RECORD SET
▬▬▬▬▬▬▬▬▬▬

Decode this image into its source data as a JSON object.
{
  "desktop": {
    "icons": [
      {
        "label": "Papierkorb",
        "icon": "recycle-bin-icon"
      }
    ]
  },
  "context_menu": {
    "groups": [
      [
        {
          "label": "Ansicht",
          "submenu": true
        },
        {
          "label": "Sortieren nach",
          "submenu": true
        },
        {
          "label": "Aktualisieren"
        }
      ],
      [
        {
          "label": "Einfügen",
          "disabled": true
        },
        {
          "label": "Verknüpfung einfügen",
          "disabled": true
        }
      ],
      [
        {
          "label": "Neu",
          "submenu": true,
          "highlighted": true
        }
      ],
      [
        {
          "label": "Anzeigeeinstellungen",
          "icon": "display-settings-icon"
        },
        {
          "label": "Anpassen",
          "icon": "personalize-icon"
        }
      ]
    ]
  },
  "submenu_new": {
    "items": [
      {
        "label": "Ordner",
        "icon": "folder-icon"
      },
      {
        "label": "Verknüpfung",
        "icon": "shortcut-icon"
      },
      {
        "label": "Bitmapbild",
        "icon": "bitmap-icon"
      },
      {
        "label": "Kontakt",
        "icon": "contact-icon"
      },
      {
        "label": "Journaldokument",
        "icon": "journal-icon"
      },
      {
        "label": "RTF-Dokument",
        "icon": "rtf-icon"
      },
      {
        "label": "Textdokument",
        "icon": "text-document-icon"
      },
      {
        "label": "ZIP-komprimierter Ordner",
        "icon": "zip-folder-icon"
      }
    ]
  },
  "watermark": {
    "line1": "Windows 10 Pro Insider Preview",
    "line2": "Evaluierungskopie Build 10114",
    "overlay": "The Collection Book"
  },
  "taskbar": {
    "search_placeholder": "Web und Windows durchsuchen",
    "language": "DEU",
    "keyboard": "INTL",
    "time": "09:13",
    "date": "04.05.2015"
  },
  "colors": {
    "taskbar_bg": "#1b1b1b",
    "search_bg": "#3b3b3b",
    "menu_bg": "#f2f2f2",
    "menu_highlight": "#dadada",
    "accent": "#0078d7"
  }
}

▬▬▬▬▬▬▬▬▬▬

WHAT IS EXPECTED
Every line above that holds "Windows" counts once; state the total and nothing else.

ANSWER TO THIS PROBLEM
2